* **What to produce**:
Your task is to find every line in the records that holds the string "Samsung" and copy it.

──────

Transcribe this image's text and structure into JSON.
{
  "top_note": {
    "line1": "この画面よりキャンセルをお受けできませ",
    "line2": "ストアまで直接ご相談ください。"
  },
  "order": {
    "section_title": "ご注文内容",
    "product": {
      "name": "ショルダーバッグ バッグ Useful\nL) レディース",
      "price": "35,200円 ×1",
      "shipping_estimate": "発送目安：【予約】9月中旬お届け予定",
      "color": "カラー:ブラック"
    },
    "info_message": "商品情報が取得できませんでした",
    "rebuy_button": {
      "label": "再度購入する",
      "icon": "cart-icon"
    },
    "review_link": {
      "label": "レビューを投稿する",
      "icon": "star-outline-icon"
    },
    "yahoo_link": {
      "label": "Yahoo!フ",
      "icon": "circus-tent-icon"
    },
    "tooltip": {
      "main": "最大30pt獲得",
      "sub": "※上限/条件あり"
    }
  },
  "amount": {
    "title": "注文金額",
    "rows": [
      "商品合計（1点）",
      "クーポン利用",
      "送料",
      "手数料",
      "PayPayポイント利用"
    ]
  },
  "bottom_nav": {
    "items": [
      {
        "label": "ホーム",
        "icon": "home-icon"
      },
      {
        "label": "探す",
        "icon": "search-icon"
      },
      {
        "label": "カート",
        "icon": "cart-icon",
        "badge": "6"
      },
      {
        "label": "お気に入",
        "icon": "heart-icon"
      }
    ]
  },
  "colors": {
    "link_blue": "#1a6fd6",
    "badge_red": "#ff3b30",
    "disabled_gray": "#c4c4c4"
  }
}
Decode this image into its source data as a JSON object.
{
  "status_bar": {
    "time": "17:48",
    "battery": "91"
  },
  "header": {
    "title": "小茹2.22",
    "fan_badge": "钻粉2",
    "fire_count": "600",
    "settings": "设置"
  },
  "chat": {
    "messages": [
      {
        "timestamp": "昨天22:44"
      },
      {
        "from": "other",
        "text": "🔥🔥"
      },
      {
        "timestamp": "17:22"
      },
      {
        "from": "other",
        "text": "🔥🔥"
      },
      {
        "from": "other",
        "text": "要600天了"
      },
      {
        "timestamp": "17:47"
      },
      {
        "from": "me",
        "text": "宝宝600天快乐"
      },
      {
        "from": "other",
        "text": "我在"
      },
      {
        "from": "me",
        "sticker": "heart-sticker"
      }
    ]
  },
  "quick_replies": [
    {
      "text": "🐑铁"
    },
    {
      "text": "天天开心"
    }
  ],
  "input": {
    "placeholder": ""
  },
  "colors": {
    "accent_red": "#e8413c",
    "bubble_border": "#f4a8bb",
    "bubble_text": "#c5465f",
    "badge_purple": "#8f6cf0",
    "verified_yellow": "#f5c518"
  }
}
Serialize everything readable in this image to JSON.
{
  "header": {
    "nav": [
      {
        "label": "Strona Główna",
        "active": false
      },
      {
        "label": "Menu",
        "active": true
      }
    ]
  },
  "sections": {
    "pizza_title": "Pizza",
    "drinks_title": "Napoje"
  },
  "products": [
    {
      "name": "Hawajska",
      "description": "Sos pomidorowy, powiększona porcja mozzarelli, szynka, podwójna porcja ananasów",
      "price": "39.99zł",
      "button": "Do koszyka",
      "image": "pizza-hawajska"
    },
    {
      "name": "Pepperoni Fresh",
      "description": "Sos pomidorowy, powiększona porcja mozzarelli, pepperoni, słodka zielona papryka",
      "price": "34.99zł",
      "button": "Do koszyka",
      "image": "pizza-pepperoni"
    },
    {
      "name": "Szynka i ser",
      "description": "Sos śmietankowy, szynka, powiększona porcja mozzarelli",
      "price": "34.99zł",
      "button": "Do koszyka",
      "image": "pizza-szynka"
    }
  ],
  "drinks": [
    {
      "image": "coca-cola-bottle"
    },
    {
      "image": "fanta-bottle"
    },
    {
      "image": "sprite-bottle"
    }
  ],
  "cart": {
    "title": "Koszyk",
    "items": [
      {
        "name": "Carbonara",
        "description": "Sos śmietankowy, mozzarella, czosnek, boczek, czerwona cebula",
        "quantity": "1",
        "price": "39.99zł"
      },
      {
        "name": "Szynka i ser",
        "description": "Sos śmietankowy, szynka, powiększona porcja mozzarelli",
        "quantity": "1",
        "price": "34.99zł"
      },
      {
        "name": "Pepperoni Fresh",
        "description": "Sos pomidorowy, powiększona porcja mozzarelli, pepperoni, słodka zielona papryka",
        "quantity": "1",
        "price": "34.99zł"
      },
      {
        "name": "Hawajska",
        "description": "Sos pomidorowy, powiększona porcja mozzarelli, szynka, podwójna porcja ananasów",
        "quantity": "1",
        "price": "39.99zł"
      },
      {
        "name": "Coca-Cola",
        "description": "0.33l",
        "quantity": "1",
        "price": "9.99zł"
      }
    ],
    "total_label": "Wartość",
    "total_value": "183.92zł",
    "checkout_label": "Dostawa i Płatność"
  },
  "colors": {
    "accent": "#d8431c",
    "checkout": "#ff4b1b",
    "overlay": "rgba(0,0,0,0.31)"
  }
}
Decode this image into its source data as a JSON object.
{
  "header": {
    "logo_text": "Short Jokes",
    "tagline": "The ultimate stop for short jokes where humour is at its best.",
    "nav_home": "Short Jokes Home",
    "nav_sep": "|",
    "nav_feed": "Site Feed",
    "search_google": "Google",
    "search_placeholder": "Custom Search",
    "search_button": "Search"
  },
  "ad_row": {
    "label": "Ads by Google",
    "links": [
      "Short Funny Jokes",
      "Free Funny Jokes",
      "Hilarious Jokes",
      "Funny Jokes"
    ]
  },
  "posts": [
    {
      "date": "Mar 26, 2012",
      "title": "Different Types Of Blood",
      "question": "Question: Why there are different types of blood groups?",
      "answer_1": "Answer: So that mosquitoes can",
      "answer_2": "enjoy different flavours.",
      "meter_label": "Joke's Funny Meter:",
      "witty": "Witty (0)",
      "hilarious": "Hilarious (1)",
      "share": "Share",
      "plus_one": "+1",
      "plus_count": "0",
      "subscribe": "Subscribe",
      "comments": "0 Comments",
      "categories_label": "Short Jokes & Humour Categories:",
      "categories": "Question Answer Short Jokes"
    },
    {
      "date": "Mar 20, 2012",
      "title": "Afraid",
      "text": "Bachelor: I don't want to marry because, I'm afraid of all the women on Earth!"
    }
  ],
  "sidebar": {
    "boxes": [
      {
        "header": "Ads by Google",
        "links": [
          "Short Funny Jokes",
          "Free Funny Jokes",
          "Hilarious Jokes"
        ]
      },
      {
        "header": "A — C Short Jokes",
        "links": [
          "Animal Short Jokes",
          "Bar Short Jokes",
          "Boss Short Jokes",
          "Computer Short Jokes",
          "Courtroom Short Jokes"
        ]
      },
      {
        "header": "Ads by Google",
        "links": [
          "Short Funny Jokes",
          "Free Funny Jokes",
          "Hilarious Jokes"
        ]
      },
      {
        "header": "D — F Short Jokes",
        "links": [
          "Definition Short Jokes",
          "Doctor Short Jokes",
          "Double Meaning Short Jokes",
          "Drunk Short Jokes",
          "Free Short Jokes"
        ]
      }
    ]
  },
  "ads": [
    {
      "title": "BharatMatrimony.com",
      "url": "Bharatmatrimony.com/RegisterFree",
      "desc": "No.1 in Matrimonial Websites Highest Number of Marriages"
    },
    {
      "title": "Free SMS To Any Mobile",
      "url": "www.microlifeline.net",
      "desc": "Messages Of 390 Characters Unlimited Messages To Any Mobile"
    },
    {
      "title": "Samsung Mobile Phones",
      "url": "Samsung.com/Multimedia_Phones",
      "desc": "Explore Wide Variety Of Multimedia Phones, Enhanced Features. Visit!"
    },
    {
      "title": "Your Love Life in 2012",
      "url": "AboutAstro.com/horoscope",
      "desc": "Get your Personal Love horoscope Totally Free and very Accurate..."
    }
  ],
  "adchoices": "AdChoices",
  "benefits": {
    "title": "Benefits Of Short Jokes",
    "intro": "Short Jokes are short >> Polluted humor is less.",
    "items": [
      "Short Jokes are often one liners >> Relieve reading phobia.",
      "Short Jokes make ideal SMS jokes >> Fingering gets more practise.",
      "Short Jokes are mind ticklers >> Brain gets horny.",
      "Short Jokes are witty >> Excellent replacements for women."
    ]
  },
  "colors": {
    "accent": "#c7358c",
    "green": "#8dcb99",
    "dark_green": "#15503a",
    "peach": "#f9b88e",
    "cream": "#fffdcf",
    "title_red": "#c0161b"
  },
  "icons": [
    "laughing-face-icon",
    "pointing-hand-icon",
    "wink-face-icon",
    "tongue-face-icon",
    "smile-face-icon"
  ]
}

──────

* **Finished task**:
      "title": "Samsung Mobile Phones",
      "url": "Samsung.com/Multimedia_Phones",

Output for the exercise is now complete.